C. Registration and Use in Bad Faith

As noted above, the Complainant was founded in 1984. The Complainant has its headquarters in Paris, France, with well over 500 points of sale in 37 countries throughout the world. The Complainant’s SANDRO trademark was registered as early as 4 March 2004, some 16 years prior to the registration of the disputed domain name. The Panel finds that the Complainant has established an international reputation in its SANDRO and SANDRO PARIS trademarks, and that its SANDRO trademark is, in the minds of the relevant public, associated with Paris, France – the city from which it originates.
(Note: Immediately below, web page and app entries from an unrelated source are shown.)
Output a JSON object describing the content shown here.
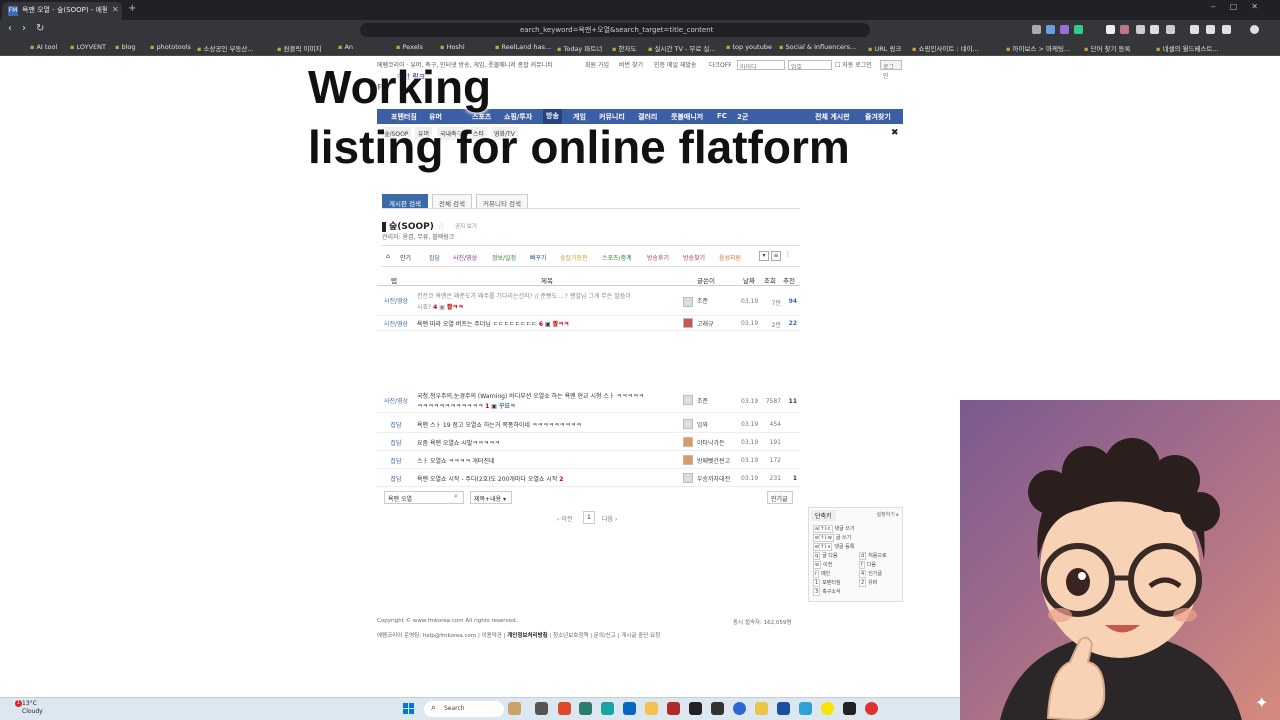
{
  "browser": {
    "tab_title": "욕맨 오열 - 숲(SOOP) - 에펨코리아",
    "tab_favicon": "FM",
    "url_fragment": "earch_keyword=욕맨+오열&search_target=title_content",
    "bookmarks": [
      "AI tool",
      "LOYVENT",
      "blog",
      "phototools",
      "소상공인 부동산...",
      "원클릭 이미지",
      "An",
      "Pexels",
      "Hoshi",
      "ReelLand has...",
      "Today 파트너",
      "한자도",
      "실시간 TV - 무료 실...",
      "top youtube",
      "Social & Influencers...",
      "URL 링크",
      "쇼핑인사이트 : 네이...",
      "아이보스 > 마케팅...",
      "단어 찾기 등록",
      "네셀의 월드베스트..."
    ]
  },
  "overlay": {
    "line1": "Working",
    "line2": "listing for online flatform"
  },
  "site": {
    "util_desc": "에펨코리아 · 유머, 축구, 인터넷 방송, 게임, 풋볼매니저 종합 커뮤니티",
    "util_links": [
      "회원 가입",
      "비번 찾기",
      "인증 메일 재발송",
      "다크OFF"
    ],
    "id_placeholder": "아이디",
    "pw_placeholder": "암호",
    "auto_login": "자동 로그인",
    "login_btn": "로그인",
    "logo_text": "착한 링크",
    "menu": [
      "포텐터짐",
      "유머",
      "스포츠",
      "쇼핑/투자",
      "방송",
      "게임",
      "커뮤니티",
      "갤러리",
      "풋볼매니저",
      "FC",
      "2군",
      "전체 게시판",
      "즐겨찾기"
    ],
    "submenu": [
      "숲/SOOP",
      "유머",
      "국내축구",
      "스타",
      "영화/TV"
    ]
  },
  "search_tabs": [
    "게시판 검색",
    "전체 검색",
    "커뮤니티 검색"
  ],
  "board": {
    "title": "숲(SOOP)",
    "link": "공지 보기",
    "admin": "관리자: 용겸, 무류, 블랙링크",
    "categories": [
      "인기",
      "잡담",
      "사진/영상",
      "정보/일정",
      "빠꾸기",
      "숲잡기장판",
      "스포츠/중계",
      "방송후기",
      "방송찾기",
      "음성지원"
    ],
    "headers": {
      "tab": "탭",
      "title": "제목",
      "writer": "글쓴이",
      "date": "날짜",
      "views": "조회",
      "rec": "추천"
    },
    "rows": [
      {
        "tab": "사진/영상",
        "title1": "컨잔코 욕맨은 왜준도가 왜주를 기다리는건지? // 준빵도 ...? 왠걸님 그게 무슨 말씀이",
        "title2": "시죠?",
        "comments": "4",
        "hot": "짤ㅋㅋ",
        "writer": "조준",
        "date": "03.19",
        "views": "7만",
        "rec": "94"
      },
      {
        "tab": "사진/영상",
        "title1": "욕맨 따라 오열 버프는 주더님 ㄷㄷㄷㄷㄷㄷㄷㄷ",
        "comments": "6",
        "hot": "짤ㅋㅋ",
        "writer": "고래규",
        "date": "03.19",
        "views": "2만",
        "rec": "22"
      },
      {
        "tab": "사진/영상",
        "title1": "국청,청우주의,눈경주의 (Warning) 바디부션 오열쇼 하는 욕맨 현교 시청 스ㅏ ㅋㅋㅋㅋㅋ",
        "title2": "ㅋㅋㅋㅋㅋㅋㅋㅋㅋㅋㅋㅋ",
        "comments": "1",
        "hot": "꾸요ㅋ",
        "writer": "조준",
        "date": "03.19",
        "views": "7587",
        "rec": "11"
      },
      {
        "tab": "잡담",
        "title1": "욕맨 스ㅏ 19 점고 오열쇼 하는거 쪽퐁하이네 ㅋㅋㅋㅋㅋㅋㅋㅋㅋ",
        "writer": "잉와",
        "date": "03.19",
        "views": "454",
        "rec": ""
      },
      {
        "tab": "잡담",
        "title1": "요즘 욕맨 오열쇼 시발ㅋㅋㅋㅋㅋ",
        "writer": "이타낙가든",
        "date": "03.19",
        "views": "191",
        "rec": ""
      },
      {
        "tab": "잡담",
        "title1": "스ㅏ 오열쇼 ㅋㅋㅋㅋ 개터진네",
        "writer": "방패빳간씬고",
        "date": "03.19",
        "views": "172",
        "rec": ""
      },
      {
        "tab": "잡담",
        "title1": "욕맨 오열쇼 시작 - 주다(2호)도 200개마다 오열쇼 시작",
        "comments": "2",
        "writer": "우승까자대전",
        "date": "03.19",
        "views": "231",
        "rec": "1"
      }
    ]
  },
  "search": {
    "value": "욕맨 오열",
    "target": "제목+내용",
    "popular_btn": "인기글"
  },
  "pager": {
    "prev": "‹ 이전",
    "current": "1",
    "next": "다음 ›"
  },
  "shortcut": {
    "title": "단축키",
    "settings": "설정하기 ▸",
    "items": [
      {
        "key": "a(↑)·c",
        "label": "댓글 쓰기"
      },
      {
        "key": "e(↑)·w",
        "label": "글 쓰기"
      },
      {
        "key": "e(↑)·s",
        "label": "댓글 등록"
      },
      {
        "key": "q",
        "label": "글 다음"
      },
      {
        "key": "d",
        "label": "처음으로"
      },
      {
        "key": "w",
        "label": "이전"
      },
      {
        "key": "f",
        "label": "다음"
      },
      {
        "key": "r",
        "label": "메인"
      },
      {
        "key": "4",
        "label": "인기글"
      },
      {
        "key": "1",
        "label": "포텐터짐"
      },
      {
        "key": "2",
        "label": "유머"
      },
      {
        "key": "3",
        "label": "축구소식"
      }
    ]
  },
  "footer": {
    "copyright": "Copyright © www.fmkorea.com All rights reserved.",
    "visitors": "동시 접속자: 162,059명",
    "links_prefix": "에펨코리아 운영팀: help@fmkorea.com | 이용약관 |",
    "privacy": "개인정보처리방침",
    "links_suffix": "| 청소년보호정책 | 문의/신고 | 게시글 중단 요청"
  },
  "taskbar": {
    "temp": "13°C",
    "condition": "Cloudy",
    "badge": "1",
    "search_label": "Search"
  },
  "colors": {
    "menu": "#3b5ea5",
    "accent": "#3b6aa8",
    "hot": "#cc0000"
  }
}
In light of the above, the Panel infers that the Respondent’s composition of the disputed domain name was not coincidental. Rather, the Panel finds it more likely than not that the Respondent was well aware of the Complainant and its trademark rights, and registered the disputed domain name in order to create a misleading impression of association with the Complainant. Such an inference is affirmed by the similarity between the disputed domain name <sandros-paris.com> and the Complainant’s official domain name <sandro-paris.com>. There being no authorization or relationship between the Parties giving rise to any legitimate interest in the disputed domain name on the part of the Respondent, the Complainant finds that the disputed domain name was registered in bad faith.

From the inception of the UDRP, panelists have found that the non-use of a domain name would not prevent a finding of bad faith under the doctrine of passive holding; see WIPO Overview 3.0, section 3.3. In this regard, the panel notes that the Complainant’s SANDRO and SANDRO PARIS trademarks are widely known and readily associated with the Complainant and its ready-to-wear clothing items. The Respondent has failed to file a Response or to otherwise provide any evidence of actual or contemplated good-faith use of the disputed domain name. The Panel accepts the Complainant’s assertion that there is no plausible active use that the Respondent could make of the disputed domain name that would not be illegitimate. Indeed, in light of the similarity between the disputed domain name and the Complainant’s official domain name <sandro-paris.com>, the disputed domain name carries with it an inherent threat to the Complainant, as it could easily be used in an effort to mislead consumers by impersonating the Complainant, through an active website, or email, or both.

For the foregoing reasons, the Panel finds that the disputed domain name was registered and is being used in bad faith. The Complainant has satisfied the requirements of paragraph 4(a)(iii) of the Policy.
Decision
For all the reasons stated above, the Complaint is Accepted
and the disputed domain name(s) is (are) to be
SANDROS-PARIS.COM Transferred to the Complainant
Panellists
Name Jane Seager
Date of Panel Decision 2020-06-08
Publication of the Decision
Publish the Decision